What is a Whistleblower?
What can you do if your boss is unethical or demands that you do unethical things? Well, if the boss happens to be cheating the government, the answer is quite a bit. And you can be rewarded for it. A person who “blows the whistle” on fraud is entitled to between 15% – 30% of the amount recovered by the government in fines, a settlement or a jury award — which can run in the millions of dollars. From 1987 to 2012, the government recovered nearly $35 billion under the False Claims Act.
When Is It Necessary to Become a Whistleblower?

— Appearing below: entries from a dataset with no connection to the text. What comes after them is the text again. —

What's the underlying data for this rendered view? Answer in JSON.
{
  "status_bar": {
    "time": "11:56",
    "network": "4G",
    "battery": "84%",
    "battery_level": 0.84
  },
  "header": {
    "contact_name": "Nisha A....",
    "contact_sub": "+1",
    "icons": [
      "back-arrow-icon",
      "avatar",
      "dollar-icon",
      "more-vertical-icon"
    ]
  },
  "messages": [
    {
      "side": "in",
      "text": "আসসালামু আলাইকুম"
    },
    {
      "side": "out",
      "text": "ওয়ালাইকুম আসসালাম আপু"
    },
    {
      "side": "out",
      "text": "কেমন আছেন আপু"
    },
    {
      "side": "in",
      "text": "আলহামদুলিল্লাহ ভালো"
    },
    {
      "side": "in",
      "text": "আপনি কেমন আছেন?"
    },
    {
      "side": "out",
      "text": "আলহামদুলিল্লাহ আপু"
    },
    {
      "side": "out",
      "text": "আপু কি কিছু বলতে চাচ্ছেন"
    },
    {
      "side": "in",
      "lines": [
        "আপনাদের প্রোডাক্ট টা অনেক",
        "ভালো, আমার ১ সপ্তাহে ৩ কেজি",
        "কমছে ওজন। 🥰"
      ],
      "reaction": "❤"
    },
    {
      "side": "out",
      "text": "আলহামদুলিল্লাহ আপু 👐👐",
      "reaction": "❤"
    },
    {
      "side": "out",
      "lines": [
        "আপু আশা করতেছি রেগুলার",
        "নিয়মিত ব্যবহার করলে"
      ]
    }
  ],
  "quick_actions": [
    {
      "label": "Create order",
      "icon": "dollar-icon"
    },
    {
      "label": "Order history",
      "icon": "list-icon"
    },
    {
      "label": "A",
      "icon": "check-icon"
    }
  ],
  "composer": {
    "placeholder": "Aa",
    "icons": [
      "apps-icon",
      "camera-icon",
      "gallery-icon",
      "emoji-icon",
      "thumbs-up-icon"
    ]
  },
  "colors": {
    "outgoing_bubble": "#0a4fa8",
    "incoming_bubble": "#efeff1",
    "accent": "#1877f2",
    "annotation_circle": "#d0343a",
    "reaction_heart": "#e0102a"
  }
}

Fraud can, and does, occur in many taxpayer funded industries — defense contracting, pharmaceuticals, Medicaid and Medicare programs, income tax payments, customs duties on imported goods, school grant programs – to name but a few. The variety of ways to cheat the government out of taxpayers’ dollars is virtually unlimited.
Whistleblower (or “qui tam”) cases are filed under seal in order to give the government the opportunity to investigate. That protects the identity of the whistleblower initially. The law also provides protection from retaliation.
When Should You Hire a Whistleblower Lawyer?
The decision about whether to become a whistleblower is a personal one that involves professional risk. Our lawyers, along with our network of experts, can help.